[Data records for software interfaces]
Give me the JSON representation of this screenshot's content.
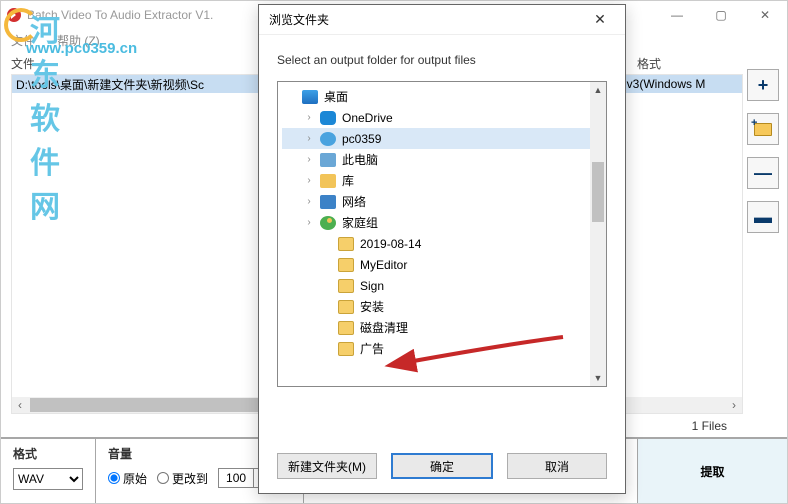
{
  "titlebar": {
    "text": "Batch Video To Audio Extractor V1."
  },
  "menubar": {
    "items": [
      "文件",
      "帮助 (Z)"
    ]
  },
  "columns": {
    "file": "文件",
    "format": "格式"
  },
  "list": {
    "rows": [
      {
        "file": "D:\\tools\\桌面\\新建文件夹\\新视频\\Sc",
        "format": "wmv3(Windows M"
      }
    ]
  },
  "watermark": {
    "brand": "河东软件网",
    "url": "www.pc0359.cn"
  },
  "files_count": "1 Files",
  "bottom": {
    "format_label": "格式",
    "format_value": "WAV",
    "volume_label": "音量",
    "radio_original": "原始",
    "radio_change_to": "更改到",
    "spin_value": "100",
    "percent": "%",
    "extract": "提取"
  },
  "dialog": {
    "title": "浏览文件夹",
    "prompt": "Select an output folder for output files",
    "tree": [
      {
        "level": 0,
        "icon": "desktop",
        "label": "桌面",
        "exp": ""
      },
      {
        "level": 1,
        "icon": "onedrive",
        "label": "OneDrive",
        "exp": "›"
      },
      {
        "level": 1,
        "icon": "user",
        "label": "pc0359",
        "exp": "›",
        "sel": true
      },
      {
        "level": 1,
        "icon": "pc",
        "label": "此电脑",
        "exp": "›"
      },
      {
        "level": 1,
        "icon": "lib",
        "label": "库",
        "exp": "›"
      },
      {
        "level": 1,
        "icon": "net",
        "label": "网络",
        "exp": "›"
      },
      {
        "level": 1,
        "icon": "home",
        "label": "家庭组",
        "exp": "›"
      },
      {
        "level": 2,
        "icon": "folder",
        "label": "2019-08-14",
        "exp": ""
      },
      {
        "level": 2,
        "icon": "folder",
        "label": "MyEditor",
        "exp": ""
      },
      {
        "level": 2,
        "icon": "folder",
        "label": "Sign",
        "exp": ""
      },
      {
        "level": 2,
        "icon": "folder",
        "label": "安装",
        "exp": ""
      },
      {
        "level": 2,
        "icon": "folder",
        "label": "磁盘清理",
        "exp": ""
      },
      {
        "level": 2,
        "icon": "folder",
        "label": "广告",
        "exp": ""
      }
    ],
    "new_folder": "新建文件夹(M)",
    "ok": "确定",
    "cancel": "取消"
  }
}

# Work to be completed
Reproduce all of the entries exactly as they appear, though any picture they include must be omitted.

# Result of the exercise
Give me the JSON representation of this screenshot's content.
{
  "titlebar": {
    "text": "Batch Video To Audio Extractor V1."
  },
  "menubar": {
    "items": [
      "文件",
      "帮助 (Z)"
    ]
  },
  "columns": {
    "file": "文件",
    "format": "格式"
  },
  "list": {
    "rows": [
      {
        "file": "D:\\tools\\桌面\\新建文件夹\\新视频\\Sc",
        "format": "wmv3(Windows M"
      }
    ]
  },
  "watermark": {
    "brand": "河东软件网",
    "url": "www.pc0359.cn"
  },
  "files_count": "1 Files",
  "bottom": {
    "format_label": "格式",
    "format_value": "WAV",
    "volume_label": "音量",
    "radio_original": "原始",
    "radio_change_to": "更改到",
    "spin_value": "100",
    "percent": "%",
    "extract": "提取"
  },
  "dialog": {
    "title": "浏览文件夹",
    "prompt": "Select an output folder for output files",
    "tree": [
      {
        "level": 0,
        "icon": "desktop",
        "label": "桌面",
        "exp": ""
      },
      {
        "level": 1,
        "icon": "onedrive",
        "label": "OneDrive",
        "exp": "›"
      },
      {
        "level": 1,
        "icon": "user",
        "label": "pc0359",
        "exp": "›",
        "sel": true
      },
      {
        "level": 1,
        "icon": "pc",
        "label": "此电脑",
        "exp": "›"
      },
      {
        "level": 1,
        "icon": "lib",
        "label": "库",
        "exp": "›"
      },
      {
        "level": 1,
        "icon": "net",
        "label": "网络",
        "exp": "›"
      },
      {
        "level": 1,
        "icon": "home",
        "label": "家庭组",
        "exp": "›"
      },
      {
        "level": 2,
        "icon": "folder",
        "label": "2019-08-14",
        "exp": ""
      },
      {
        "level": 2,
        "icon": "folder",
        "label": "MyEditor",
        "exp": ""
      },
      {
        "level": 2,
        "icon": "folder",
        "label": "Sign",
        "exp": ""
      },
      {
        "level": 2,
        "icon": "folder",
        "label": "安装",
        "exp": ""
      },
      {
        "level": 2,
        "icon": "folder",
        "label": "磁盘清理",
        "exp": ""
      },
      {
        "level": 2,
        "icon": "folder",
        "label": "广告",
        "exp": ""
      }
    ],
    "new_folder": "新建文件夹(M)",
    "ok": "确定",
    "cancel": "取消"
  }
}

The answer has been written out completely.